Would you count the lines in the entries below that contain "accent"? Reply with the number only.
:: Task input ::
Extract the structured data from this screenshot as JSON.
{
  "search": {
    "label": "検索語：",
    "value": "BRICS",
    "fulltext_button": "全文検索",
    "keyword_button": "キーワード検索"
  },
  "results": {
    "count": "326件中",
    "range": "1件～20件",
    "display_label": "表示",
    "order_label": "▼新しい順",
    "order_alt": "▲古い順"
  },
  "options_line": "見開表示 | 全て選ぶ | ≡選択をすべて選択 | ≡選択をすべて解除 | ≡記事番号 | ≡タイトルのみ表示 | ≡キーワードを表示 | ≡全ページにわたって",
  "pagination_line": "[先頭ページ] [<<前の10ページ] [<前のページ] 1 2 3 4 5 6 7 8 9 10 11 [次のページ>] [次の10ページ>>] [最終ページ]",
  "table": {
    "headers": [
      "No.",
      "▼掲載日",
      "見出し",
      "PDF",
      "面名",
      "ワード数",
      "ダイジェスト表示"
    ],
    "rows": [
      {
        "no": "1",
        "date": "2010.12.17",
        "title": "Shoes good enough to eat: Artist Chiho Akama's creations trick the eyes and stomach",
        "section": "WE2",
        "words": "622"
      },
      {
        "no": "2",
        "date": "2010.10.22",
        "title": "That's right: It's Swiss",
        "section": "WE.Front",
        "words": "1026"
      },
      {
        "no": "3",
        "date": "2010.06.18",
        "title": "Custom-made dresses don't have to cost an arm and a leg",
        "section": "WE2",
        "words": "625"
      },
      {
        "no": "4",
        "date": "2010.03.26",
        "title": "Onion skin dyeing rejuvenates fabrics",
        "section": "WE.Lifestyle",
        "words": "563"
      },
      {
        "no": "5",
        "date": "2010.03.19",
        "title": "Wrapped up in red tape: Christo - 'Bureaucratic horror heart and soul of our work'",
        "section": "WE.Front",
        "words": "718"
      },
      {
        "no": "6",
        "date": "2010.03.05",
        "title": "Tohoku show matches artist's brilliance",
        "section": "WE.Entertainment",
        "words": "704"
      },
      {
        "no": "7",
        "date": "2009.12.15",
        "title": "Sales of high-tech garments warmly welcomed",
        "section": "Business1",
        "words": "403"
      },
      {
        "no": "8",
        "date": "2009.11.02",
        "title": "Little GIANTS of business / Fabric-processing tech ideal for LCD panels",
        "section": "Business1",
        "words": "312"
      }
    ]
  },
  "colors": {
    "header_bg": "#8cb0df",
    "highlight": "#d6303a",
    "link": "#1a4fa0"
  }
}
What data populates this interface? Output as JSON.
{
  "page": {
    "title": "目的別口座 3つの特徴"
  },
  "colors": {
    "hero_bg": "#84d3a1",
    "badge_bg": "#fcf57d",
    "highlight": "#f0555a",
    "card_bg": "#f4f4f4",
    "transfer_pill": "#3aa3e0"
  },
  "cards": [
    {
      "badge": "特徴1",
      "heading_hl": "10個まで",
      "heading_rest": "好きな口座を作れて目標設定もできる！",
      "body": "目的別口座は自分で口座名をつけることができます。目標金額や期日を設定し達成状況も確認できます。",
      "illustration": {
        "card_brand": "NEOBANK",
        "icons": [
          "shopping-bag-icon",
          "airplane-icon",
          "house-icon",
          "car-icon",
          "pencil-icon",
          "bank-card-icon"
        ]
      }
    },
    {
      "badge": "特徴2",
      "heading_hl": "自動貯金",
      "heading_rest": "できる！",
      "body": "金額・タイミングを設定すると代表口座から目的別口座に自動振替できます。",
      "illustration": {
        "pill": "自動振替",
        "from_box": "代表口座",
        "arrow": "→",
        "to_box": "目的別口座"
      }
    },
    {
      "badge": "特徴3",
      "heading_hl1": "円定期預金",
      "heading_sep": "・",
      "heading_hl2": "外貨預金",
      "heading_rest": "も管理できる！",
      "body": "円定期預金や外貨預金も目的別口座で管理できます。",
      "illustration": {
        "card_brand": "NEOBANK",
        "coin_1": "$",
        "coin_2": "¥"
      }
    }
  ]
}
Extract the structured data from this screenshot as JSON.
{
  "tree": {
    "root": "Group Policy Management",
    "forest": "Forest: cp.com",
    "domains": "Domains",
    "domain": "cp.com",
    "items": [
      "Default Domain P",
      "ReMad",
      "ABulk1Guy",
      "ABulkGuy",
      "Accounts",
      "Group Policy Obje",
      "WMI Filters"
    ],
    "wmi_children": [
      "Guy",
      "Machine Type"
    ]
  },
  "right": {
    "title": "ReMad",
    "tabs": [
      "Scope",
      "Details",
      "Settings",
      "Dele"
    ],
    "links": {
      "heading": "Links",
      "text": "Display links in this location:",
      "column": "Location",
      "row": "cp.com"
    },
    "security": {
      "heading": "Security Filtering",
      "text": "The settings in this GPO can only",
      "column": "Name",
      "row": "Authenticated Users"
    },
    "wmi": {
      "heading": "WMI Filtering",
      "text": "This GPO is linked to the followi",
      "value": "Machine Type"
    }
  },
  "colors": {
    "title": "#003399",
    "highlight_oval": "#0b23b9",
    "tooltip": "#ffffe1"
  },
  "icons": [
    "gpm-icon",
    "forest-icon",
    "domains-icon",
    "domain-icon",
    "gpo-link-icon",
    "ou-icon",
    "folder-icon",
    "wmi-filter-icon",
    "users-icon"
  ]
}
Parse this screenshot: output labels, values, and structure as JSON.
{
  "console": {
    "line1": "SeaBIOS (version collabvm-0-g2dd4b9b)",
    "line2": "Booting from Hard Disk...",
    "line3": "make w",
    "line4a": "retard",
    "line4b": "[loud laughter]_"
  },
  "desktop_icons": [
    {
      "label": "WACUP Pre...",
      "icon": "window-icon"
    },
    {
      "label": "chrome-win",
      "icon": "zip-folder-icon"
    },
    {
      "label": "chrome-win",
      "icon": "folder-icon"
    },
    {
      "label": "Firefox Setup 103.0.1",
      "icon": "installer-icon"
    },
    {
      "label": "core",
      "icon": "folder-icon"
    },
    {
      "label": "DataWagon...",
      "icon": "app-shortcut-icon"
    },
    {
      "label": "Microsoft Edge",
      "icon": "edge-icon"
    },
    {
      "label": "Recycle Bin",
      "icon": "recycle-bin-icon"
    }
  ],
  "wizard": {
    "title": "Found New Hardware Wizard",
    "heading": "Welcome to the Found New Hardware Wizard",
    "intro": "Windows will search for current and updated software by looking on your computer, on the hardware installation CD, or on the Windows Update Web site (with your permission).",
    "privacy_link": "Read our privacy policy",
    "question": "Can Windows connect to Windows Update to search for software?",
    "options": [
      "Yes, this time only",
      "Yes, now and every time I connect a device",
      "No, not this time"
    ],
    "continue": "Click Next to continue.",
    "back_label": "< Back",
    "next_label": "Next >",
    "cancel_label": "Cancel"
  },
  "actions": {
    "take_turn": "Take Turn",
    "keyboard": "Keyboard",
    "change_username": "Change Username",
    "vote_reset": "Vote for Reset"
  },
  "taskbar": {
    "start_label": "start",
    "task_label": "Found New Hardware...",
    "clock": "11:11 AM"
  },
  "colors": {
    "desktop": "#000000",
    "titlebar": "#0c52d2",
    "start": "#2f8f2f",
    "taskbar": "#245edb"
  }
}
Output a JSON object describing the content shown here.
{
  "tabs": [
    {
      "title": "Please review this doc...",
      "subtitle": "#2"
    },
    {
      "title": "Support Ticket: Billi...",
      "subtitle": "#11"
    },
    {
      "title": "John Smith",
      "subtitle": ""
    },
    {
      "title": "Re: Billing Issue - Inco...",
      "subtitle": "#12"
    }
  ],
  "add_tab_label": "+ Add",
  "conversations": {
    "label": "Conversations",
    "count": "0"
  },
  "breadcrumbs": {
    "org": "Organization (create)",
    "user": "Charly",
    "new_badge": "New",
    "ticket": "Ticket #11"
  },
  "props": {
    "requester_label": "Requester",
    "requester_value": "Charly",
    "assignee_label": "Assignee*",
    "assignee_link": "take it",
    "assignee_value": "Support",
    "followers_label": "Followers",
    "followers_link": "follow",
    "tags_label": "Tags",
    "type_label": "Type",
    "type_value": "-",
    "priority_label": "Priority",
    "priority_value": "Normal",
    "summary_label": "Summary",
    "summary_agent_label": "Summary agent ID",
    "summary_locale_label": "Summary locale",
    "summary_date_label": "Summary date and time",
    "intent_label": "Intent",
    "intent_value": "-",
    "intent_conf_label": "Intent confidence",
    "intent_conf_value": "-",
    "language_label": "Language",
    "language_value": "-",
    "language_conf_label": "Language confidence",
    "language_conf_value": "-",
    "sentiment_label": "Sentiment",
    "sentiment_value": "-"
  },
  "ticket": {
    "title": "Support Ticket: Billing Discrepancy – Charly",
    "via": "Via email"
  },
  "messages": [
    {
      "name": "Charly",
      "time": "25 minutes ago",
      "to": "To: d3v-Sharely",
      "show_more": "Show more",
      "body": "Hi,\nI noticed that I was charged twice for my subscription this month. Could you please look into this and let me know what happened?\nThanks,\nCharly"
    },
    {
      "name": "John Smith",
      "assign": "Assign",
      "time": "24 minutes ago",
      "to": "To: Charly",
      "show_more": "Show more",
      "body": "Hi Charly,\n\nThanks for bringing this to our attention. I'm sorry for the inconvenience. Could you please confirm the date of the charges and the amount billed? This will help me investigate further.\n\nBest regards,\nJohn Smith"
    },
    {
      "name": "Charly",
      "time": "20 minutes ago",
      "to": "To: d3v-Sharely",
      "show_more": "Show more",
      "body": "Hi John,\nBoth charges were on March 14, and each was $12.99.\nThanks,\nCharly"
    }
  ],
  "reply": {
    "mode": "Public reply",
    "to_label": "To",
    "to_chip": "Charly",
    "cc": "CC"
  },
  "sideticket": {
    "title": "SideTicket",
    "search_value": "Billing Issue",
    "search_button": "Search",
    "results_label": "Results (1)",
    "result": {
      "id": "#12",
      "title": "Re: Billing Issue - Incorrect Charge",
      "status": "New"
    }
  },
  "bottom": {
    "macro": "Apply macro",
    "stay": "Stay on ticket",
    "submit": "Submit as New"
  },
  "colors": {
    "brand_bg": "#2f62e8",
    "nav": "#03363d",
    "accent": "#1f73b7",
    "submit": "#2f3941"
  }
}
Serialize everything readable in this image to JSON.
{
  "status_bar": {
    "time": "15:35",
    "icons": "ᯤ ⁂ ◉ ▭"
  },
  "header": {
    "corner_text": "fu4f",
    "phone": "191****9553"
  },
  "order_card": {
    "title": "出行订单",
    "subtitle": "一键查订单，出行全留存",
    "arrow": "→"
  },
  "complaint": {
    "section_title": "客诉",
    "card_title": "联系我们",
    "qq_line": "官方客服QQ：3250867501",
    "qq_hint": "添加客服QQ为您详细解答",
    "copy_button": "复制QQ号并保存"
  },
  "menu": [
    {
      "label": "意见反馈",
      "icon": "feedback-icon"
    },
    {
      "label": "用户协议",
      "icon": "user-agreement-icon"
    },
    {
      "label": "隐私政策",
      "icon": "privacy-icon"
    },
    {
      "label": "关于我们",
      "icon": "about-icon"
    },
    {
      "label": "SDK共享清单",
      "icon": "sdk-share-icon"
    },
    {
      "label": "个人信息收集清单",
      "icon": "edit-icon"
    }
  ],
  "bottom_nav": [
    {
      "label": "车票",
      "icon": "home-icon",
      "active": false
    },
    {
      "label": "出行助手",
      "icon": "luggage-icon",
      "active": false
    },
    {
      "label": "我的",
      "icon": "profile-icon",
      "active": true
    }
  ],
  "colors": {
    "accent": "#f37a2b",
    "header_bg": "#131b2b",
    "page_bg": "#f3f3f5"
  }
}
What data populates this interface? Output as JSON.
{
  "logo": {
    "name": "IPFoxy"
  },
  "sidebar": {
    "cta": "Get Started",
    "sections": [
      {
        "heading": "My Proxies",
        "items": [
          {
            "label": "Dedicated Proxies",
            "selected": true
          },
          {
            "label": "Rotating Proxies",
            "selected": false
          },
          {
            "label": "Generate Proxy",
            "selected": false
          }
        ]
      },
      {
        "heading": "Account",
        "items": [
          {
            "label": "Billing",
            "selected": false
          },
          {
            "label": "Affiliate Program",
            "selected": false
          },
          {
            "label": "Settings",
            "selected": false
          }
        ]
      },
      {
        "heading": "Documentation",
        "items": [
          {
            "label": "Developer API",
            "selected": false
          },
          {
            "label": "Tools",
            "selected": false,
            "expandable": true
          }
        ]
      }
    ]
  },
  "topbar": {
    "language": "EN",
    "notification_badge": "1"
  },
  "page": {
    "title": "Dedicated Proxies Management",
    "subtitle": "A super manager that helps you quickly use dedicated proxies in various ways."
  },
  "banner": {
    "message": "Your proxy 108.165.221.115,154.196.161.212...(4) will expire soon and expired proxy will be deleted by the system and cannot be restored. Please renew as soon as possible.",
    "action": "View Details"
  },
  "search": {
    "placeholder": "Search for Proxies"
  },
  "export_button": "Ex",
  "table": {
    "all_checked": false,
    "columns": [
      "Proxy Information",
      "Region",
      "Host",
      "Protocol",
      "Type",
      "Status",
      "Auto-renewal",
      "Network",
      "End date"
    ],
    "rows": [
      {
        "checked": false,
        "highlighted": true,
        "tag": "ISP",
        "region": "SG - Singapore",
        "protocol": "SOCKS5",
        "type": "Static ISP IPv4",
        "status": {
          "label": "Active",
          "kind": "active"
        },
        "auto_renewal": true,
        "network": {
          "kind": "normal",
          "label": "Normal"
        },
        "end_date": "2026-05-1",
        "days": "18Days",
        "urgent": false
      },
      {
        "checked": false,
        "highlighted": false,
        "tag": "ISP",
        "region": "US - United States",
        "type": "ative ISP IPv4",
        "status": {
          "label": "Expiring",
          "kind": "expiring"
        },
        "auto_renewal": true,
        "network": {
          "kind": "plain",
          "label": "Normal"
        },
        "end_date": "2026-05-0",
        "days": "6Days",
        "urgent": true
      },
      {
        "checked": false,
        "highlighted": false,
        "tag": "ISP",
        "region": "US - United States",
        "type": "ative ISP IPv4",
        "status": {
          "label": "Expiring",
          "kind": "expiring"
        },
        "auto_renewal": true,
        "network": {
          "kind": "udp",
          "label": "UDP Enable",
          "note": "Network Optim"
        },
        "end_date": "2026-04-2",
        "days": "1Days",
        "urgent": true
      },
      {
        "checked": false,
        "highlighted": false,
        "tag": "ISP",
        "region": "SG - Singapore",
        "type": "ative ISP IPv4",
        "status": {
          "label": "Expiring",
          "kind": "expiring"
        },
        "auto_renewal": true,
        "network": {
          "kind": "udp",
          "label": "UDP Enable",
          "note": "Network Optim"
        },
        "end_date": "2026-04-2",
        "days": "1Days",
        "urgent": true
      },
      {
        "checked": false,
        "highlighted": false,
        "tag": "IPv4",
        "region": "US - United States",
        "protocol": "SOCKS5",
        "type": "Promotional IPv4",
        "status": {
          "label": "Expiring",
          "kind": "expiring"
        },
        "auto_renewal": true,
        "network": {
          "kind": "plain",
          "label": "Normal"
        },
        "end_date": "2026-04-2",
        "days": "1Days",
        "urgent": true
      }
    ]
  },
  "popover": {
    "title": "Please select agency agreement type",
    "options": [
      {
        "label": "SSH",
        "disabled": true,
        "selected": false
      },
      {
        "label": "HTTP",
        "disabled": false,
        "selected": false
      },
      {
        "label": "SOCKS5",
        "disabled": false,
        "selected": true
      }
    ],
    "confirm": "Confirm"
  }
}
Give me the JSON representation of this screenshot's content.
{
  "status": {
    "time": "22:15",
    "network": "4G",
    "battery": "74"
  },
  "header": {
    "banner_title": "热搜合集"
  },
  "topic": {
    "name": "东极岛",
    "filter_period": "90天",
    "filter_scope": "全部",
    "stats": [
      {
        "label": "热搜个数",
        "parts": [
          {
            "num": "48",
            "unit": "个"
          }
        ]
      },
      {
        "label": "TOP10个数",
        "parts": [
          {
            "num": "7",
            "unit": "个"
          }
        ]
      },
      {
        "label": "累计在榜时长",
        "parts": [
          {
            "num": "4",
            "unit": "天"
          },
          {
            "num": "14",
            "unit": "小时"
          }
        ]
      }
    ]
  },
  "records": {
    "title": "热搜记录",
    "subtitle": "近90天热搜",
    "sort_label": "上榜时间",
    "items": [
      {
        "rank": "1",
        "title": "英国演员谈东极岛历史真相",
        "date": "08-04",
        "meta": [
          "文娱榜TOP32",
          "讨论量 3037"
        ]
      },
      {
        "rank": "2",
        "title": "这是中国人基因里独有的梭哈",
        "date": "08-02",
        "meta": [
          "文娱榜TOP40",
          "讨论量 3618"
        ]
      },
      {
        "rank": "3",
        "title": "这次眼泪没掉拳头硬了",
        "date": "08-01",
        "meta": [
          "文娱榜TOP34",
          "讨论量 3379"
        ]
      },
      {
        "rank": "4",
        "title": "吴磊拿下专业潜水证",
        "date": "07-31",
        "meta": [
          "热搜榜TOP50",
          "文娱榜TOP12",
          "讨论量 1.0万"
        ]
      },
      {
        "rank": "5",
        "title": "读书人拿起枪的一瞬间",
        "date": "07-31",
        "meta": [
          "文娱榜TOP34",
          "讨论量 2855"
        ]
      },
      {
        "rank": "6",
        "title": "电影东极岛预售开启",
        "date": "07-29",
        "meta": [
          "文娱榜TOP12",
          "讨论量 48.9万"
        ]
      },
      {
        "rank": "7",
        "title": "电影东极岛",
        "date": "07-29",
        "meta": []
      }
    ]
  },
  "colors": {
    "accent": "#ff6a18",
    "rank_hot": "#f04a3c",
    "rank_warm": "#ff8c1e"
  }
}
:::
→ Task response: 3